meet Fire Code, ADA and Polling Place requirements.
Selectboard budgeted and completed the much needed painting of the building
exterior this past summer. The windows were glazed and washed. The Langdon sign
was restored and many clapboards were replaced.
Langdon Resident, Rodney Campbell donated his carpentry skills to repair all of
the meetinghouse benches.
Installation of New Furnace
Per order of the Selectmen a new, quieter, more efficient heating system was
installed in the newly constructed basement. Funding for this project was
provided by the Town’s building maintenance budget.
2015-2016: Rehabilitation of the First Floor
This phase of work addressed barrier free access and code compliance, through
the removal of several interior partitions and the addition of a code compliant
ADA parking area, access ramp and door. The LHC received a Round 13 grant of
$53,324 to continue to rehabilitate the Langdon Meetinghouse which also included
significant interior repairs of walls, ceilings and floors. Funds in our account
($12,896) (Includes $2000 Savings Bank Walpole, $2000 NH Charitable Foundation),
Moose Plate Grant ($10,000), Town of Langdon Warrant Article ($16,580),
Landscapes by Jay Grant in-kind donation ($13,000). The work is based off the
2009 recommendations of Rick Monahon and described in greater detail by UK
Architects the supervising architects for this First Floor Project. The removal
of the walls not only allowed the Town to address code requirements but also
brought the first floor a bit closer to its original 1801 design. Dozens of
companies and individuals donated or discounted time, services and materials for
the project, including Griffin Construction, Young Electric, Taylor Welding,
and Landscapes by Jay Grant.
Also in 2016 the Langdon Heritage Commission was awarded the prestigious New
Hampshire Preservation Alliance Achievement Award for the rehabilitation of
2017: Selective repair and/or replacement of the failing clapboards and trim
LCHIP Grant was awarded to the Town for the repair/replacement of clapboards on
the Meetinghouse. Some of the clapboards likely date back to 1803. We know this
from the nails, the hand “riven” boards, the close grain of slow growing, old
growth eastern white pine and the shortness of the boards.
The building was repainted at this time.
2018: With the help of a local volunteer and historic documents expert we

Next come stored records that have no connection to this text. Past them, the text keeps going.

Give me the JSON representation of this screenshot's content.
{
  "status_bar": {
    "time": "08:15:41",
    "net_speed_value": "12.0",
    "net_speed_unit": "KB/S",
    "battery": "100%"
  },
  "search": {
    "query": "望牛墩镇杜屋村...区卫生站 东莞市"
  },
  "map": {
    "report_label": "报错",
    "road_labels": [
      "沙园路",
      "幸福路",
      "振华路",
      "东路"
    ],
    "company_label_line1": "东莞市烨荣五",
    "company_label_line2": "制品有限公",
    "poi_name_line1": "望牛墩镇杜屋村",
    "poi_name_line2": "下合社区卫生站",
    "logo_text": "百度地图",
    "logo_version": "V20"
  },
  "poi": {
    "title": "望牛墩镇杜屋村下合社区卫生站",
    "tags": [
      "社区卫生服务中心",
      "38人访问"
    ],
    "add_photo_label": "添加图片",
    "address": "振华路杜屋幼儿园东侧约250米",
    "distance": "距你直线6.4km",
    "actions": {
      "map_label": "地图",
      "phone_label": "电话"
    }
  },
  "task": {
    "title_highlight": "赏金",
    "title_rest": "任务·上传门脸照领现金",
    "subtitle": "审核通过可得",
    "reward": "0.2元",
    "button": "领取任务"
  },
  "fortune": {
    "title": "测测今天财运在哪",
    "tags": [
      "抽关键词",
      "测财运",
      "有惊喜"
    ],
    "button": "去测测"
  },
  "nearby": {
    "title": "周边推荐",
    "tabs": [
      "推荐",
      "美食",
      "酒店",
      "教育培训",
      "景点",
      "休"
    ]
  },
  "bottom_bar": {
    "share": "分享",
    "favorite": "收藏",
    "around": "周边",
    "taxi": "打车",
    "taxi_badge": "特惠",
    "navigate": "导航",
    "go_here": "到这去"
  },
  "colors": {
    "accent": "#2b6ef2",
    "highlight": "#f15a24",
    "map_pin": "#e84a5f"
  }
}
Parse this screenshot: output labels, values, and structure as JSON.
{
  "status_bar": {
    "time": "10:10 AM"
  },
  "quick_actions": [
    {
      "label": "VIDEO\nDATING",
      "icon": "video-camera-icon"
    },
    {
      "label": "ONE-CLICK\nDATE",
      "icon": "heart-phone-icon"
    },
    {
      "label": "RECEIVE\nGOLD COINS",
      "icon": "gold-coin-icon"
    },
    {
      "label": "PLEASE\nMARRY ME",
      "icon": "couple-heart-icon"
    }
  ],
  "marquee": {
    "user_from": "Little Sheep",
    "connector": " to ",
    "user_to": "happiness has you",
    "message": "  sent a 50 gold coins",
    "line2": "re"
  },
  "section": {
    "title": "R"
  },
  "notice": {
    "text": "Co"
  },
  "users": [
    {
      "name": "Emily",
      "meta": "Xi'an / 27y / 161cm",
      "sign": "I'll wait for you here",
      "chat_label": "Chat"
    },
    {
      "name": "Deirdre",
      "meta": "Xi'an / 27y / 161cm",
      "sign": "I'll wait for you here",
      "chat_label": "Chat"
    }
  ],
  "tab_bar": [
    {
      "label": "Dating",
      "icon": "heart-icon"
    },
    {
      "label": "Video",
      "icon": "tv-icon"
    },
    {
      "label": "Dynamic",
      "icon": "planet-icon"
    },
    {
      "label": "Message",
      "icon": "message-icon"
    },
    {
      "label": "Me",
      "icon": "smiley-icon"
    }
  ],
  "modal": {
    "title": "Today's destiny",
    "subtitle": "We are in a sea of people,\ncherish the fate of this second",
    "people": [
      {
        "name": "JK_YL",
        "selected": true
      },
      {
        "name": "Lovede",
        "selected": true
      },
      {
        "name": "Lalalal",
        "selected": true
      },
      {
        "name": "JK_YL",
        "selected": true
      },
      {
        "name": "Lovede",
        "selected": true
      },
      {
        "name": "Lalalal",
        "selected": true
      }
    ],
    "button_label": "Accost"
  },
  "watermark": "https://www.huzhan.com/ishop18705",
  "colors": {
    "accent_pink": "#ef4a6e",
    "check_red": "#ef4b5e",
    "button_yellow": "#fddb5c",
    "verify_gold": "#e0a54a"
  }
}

are gathering all the documentation and photographs required to apply the
National Park Service for inclusion on the National Register of Historic Places.
We think we have a good chance!